People also shared a few tidbits about making medical supplies last longer.  I've always felt that the medical supply business is a bit of a total racket.  The full cost of my ostomy supplies are something on the order of $5K-$6K/yr.  I have pretty kick ass insurance now, which means I pay only a fraction of that, but I know Medicare coverage isn't nearly as awesome, and I figured I just had to plan on a certain amount of retirement set aside for ostomy supplies.  Well, this one guy said that he spends just a couple hundred dollars each year on ostomy supplies!  I found that a bit hard to believe.  He does the double-flush thing, and instead of a stoma pouch sold by a medical provider, he just uses a bit of toilet paper wrapped around a bit of charcoal held the abodmen with some 3" 3M micropore medical tape.  Voila!  Instead stoma cap!  On the cheap!

I asked him about irrigation sleeves, as I use one each day (as that's what my insurance covers, and that's how I was trained), and he said he uses one for a few weeks.  Sounded a bit gross to me, but he said he just rinses them out with one of adishwasher hose he has installed in his bathroom.  So, there you go.  I wound need to change to a slightly different setup to have reusable irrigation sleeve (mine attach adhesively, so they really can't be reused), but heck, I love the idea of not generating so much waste with my condition (all that plastic waste ... ), and reducing the amount of money that my insurance company is paying to the medical supply company.

 You buy your Colondar yet?

2013 Colondar has been released!

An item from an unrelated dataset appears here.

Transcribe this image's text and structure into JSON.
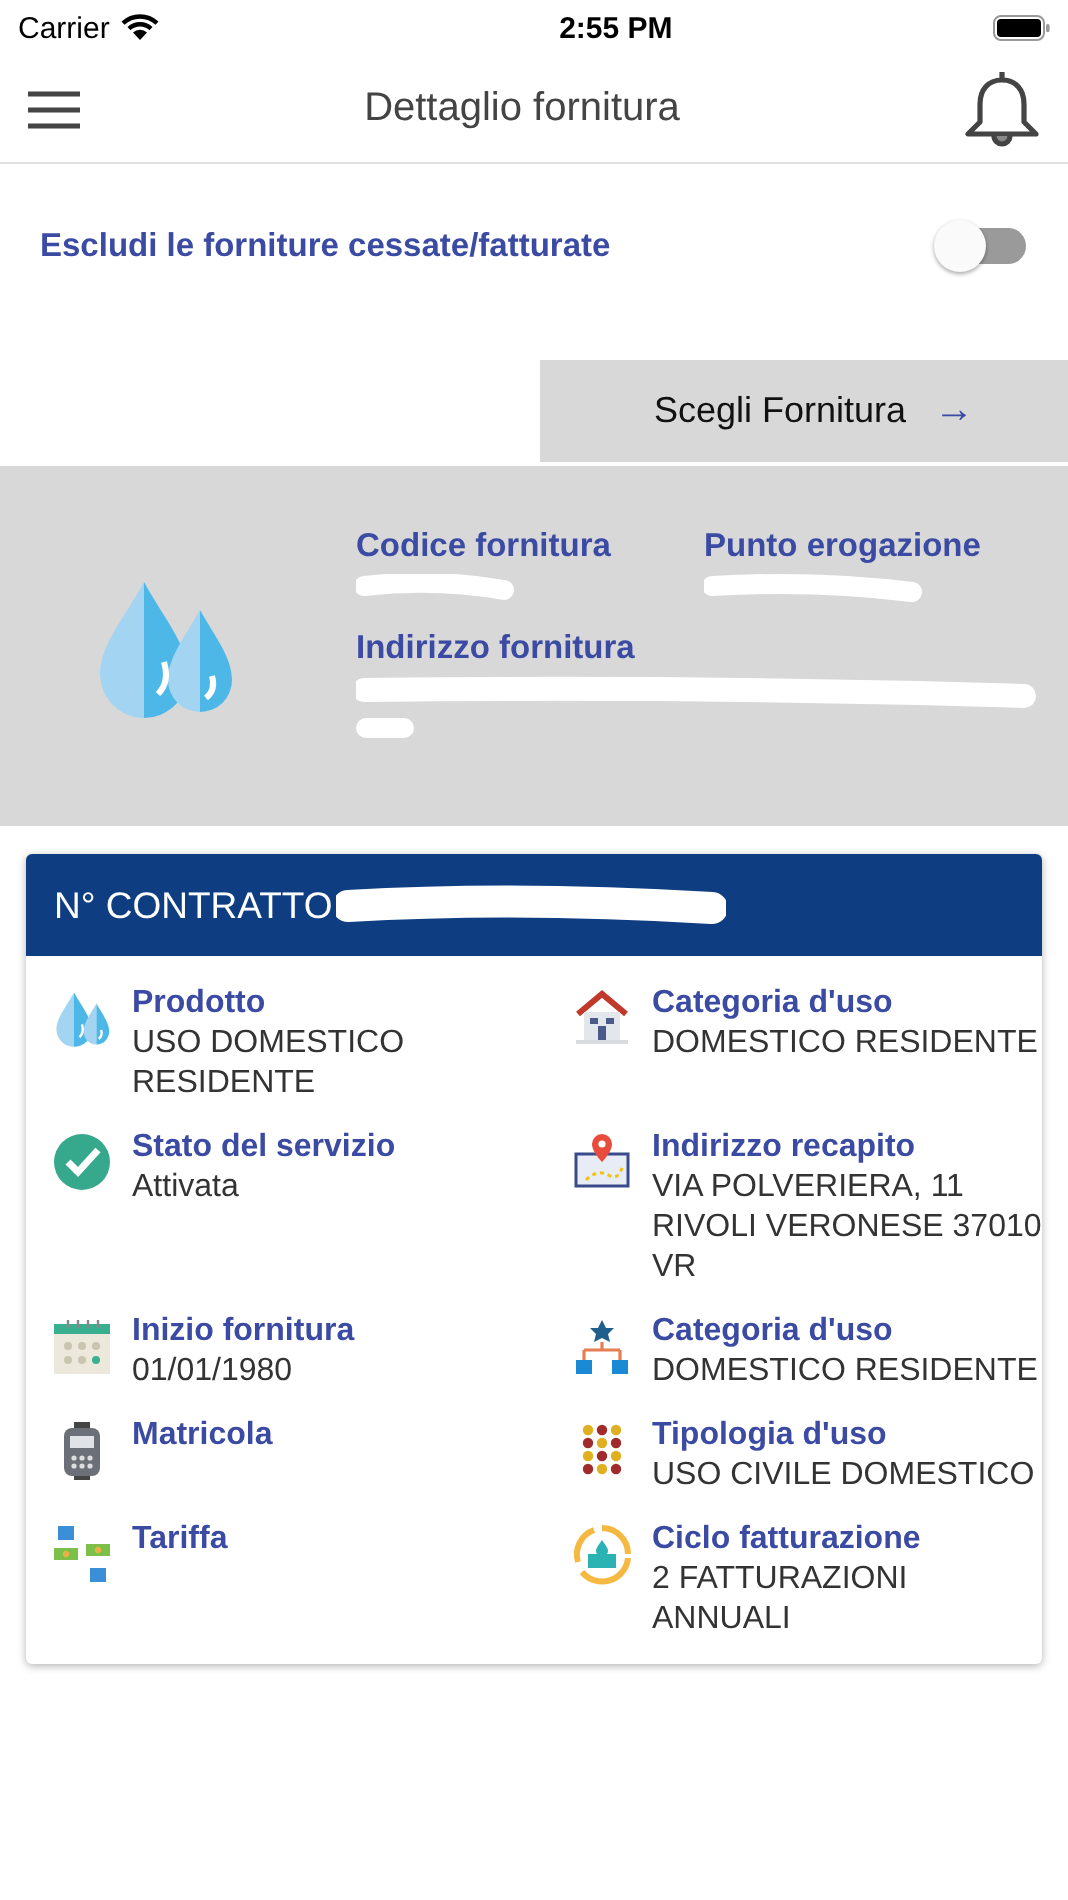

Hey gang, the 2013 Colondar is now available!


The photos on each person's web page are the ones used in the Colondar.  I've seen the final Colondar product and really, it's a top notch job. 

For those of you who donated as "Friends and Family" sponsors, I'll be sending out your Colondar as soon as I get my allotment in the mail. To everyone else, if you want a Colondar, you can order them from the link above. They're only $10, down from the past few years. (And what's that ... just a few coffees?)  We want to get these in the hands of as many people as possible, so buy one for yourself *and* a friend!

If you're not interested in buying a Colondar, that's fine too.  The print Colondar is only part of the project.  The website contains each model's story.  Consider at least going to the website (they're done an excellent job), reading the stories of the surivors featured in the calendar and sharing the link so that their stories are shared with others. The point of the project is to promote awareness of colorectal cancer and to show that young, healthy and active people under the recommended screening age of 50 can get colorectal cancer.
It was amazing to me, when we were sitting around telling everyone our stories, how there was a common theme of doctors not thinking of colorectal cancer being a possibility because they were just too young.  Well, as you can see, cancer doesn't give a rats ass how young you are.  The hope is that this project can help change that perception a bit.

So, remember kids ... get screened!